• What you need to do:
Lines from the records below that contain the word "subtitle" are to be copied out.

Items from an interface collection

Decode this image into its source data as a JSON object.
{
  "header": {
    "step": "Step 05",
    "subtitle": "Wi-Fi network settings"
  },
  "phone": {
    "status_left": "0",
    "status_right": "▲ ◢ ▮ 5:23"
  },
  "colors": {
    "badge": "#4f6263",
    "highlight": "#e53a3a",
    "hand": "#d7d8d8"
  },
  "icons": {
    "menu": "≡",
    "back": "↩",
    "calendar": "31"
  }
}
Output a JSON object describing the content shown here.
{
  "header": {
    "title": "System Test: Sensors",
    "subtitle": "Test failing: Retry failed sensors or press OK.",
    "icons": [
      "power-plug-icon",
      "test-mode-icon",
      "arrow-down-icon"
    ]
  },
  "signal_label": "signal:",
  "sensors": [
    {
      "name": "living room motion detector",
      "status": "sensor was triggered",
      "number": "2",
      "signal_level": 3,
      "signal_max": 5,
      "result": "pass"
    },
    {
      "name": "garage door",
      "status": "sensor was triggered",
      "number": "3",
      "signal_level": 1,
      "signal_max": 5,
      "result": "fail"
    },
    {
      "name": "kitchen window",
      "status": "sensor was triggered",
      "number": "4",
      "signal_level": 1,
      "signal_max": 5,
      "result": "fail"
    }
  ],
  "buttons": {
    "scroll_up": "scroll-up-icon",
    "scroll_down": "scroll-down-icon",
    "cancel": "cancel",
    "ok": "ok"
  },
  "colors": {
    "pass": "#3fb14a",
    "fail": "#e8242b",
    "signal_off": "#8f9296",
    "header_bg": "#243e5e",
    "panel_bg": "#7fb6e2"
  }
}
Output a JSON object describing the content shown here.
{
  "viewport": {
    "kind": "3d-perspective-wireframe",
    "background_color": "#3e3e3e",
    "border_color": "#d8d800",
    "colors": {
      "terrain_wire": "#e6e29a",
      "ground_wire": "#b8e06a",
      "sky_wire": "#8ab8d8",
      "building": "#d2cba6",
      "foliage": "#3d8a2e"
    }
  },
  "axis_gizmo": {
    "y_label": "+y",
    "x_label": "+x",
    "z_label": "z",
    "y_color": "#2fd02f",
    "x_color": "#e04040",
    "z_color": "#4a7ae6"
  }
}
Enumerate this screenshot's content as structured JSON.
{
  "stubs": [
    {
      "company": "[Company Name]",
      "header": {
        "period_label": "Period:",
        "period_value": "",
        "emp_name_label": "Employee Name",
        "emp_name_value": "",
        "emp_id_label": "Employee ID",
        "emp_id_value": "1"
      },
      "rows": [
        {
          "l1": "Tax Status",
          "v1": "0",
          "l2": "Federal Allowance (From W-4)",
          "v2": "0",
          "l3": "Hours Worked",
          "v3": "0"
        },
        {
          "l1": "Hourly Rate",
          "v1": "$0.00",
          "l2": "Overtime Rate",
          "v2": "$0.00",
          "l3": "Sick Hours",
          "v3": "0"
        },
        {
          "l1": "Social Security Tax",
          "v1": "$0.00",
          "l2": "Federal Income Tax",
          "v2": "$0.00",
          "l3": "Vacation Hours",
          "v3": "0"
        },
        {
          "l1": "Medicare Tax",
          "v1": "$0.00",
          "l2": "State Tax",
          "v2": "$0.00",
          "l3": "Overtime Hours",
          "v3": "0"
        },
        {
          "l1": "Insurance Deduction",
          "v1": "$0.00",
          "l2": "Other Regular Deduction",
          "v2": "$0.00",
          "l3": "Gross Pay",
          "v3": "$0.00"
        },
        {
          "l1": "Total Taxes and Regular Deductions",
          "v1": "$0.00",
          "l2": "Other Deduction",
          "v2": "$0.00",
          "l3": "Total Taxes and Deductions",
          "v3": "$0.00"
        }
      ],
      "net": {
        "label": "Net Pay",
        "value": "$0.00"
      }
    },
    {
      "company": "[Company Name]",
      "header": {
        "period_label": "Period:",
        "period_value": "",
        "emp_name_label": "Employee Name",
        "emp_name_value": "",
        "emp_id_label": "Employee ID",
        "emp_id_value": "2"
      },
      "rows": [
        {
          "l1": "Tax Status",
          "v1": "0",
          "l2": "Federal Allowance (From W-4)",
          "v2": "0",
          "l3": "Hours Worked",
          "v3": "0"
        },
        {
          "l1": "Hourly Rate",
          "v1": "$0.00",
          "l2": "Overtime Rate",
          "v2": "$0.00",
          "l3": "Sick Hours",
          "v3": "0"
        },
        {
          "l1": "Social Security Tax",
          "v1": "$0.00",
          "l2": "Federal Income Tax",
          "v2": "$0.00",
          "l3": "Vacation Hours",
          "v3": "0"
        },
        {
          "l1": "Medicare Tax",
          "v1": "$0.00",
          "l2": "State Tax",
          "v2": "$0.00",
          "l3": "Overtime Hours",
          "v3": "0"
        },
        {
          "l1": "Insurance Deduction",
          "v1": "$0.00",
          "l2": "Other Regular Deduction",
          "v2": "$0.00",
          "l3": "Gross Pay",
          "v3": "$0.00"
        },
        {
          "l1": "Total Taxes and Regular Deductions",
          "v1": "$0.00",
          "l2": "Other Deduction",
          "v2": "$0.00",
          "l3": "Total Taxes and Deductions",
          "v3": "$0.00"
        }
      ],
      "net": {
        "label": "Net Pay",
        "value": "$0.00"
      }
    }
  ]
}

• Exercise answer:
    "subtitle": "Wi-Fi network settings"
    "subtitle": "Test failing: Retry failed sensors or press OK.",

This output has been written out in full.